■ Task description: Below is a block of data; give all of it again word for word.

■ The data:

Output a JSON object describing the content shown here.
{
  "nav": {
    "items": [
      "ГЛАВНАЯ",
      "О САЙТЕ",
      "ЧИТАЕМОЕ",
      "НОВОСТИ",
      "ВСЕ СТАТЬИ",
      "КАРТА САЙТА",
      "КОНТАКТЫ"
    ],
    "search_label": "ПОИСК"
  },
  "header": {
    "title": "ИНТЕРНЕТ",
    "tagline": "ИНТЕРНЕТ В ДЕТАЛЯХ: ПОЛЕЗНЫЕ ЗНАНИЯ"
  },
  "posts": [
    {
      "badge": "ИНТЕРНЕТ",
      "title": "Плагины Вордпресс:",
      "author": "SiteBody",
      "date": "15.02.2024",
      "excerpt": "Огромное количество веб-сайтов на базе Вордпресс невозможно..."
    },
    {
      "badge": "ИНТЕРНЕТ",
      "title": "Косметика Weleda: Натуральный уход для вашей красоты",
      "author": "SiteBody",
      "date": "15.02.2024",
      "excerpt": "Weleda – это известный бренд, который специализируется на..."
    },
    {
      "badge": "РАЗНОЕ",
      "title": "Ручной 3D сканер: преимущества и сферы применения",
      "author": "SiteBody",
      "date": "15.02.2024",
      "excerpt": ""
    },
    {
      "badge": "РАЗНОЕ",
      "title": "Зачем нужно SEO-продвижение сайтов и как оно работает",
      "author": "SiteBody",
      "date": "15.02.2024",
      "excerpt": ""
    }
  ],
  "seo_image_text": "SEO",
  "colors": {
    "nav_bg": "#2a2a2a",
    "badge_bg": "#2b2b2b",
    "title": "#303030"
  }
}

■ Task solution:
Output a JSON object describing the content shown here.
{
  "nav": {
    "items": [
      "ГЛАВНАЯ",
      "О САЙТЕ",
      "ЧИТАЕМОЕ",
      "НОВОСТИ",
      "ВСЕ СТАТЬИ",
      "КАРТА САЙТА",
      "КОНТАКТЫ"
    ],
    "search_label": "ПОИСК"
  },
  "header": {
    "title": "ИНТЕРНЕТ",
    "tagline": "ИНТЕРНЕТ В ДЕТАЛЯХ: ПОЛЕЗНЫЕ ЗНАНИЯ"
  },
  "posts": [
    {
      "badge": "ИНТЕРНЕТ",
      "title": "Плагины Вордпресс:",
      "author": "SiteBody",
      "date": "15.02.2024",
      "excerpt": "Огромное количество веб-сайтов на базе Вордпресс невозможно..."
    },
    {
      "badge": "ИНТЕРНЕТ",
      "title": "Косметика Weleda: Натуральный уход для вашей красоты",
      "author": "SiteBody",
      "date": "15.02.2024",
      "excerpt": "Weleda – это известный бренд, который специализируется на..."
    },
    {
      "badge": "РАЗНОЕ",
      "title": "Ручной 3D сканер: преимущества и сферы применения",
      "author": "SiteBody",
      "date": "15.02.2024",
      "excerpt": ""
    },
    {
      "badge": "РАЗНОЕ",
      "title": "Зачем нужно SEO-продвижение сайтов и как оно работает",
      "author": "SiteBody",
      "date": "15.02.2024",
      "excerpt": ""
    }
  ],
  "seo_image_text": "SEO",
  "colors": {
    "nav_bg": "#2a2a2a",
    "badge_bg": "#2b2b2b",
    "title": "#303030"
  }
}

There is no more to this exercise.